## WHAT NEEDS TO BE DONE
Copies of all lines containing the string "GUIDE" are needed from the data below.

## SOURCE MATERIAL
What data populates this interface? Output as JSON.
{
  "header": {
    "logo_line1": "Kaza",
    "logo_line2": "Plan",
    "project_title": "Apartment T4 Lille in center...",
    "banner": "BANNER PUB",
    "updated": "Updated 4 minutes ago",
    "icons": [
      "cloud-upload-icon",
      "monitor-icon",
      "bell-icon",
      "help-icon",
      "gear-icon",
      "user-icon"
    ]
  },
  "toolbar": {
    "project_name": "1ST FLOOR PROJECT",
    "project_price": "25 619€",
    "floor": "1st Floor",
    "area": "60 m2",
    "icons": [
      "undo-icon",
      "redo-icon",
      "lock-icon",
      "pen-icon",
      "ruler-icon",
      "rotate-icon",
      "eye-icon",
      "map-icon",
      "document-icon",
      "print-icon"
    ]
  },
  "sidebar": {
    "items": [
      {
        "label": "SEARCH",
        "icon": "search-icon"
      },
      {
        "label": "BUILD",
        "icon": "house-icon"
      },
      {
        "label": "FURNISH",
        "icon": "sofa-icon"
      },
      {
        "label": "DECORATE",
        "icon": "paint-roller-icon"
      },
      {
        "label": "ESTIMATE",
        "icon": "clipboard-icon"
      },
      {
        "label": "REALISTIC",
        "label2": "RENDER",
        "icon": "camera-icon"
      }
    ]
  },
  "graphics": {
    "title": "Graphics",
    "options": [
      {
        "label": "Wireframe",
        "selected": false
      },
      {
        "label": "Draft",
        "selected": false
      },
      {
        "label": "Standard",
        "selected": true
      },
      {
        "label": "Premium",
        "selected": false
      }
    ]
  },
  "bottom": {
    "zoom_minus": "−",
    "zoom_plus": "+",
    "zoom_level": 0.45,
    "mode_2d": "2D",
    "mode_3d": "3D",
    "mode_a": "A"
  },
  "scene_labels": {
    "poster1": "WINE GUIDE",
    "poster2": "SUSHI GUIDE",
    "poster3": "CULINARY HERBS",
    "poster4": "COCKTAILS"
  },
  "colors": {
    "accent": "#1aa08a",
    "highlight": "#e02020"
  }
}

## SOLVED EXERCISE
    "poster1": "WINE GUIDE",
    "poster2": "SUSHI GUIDE",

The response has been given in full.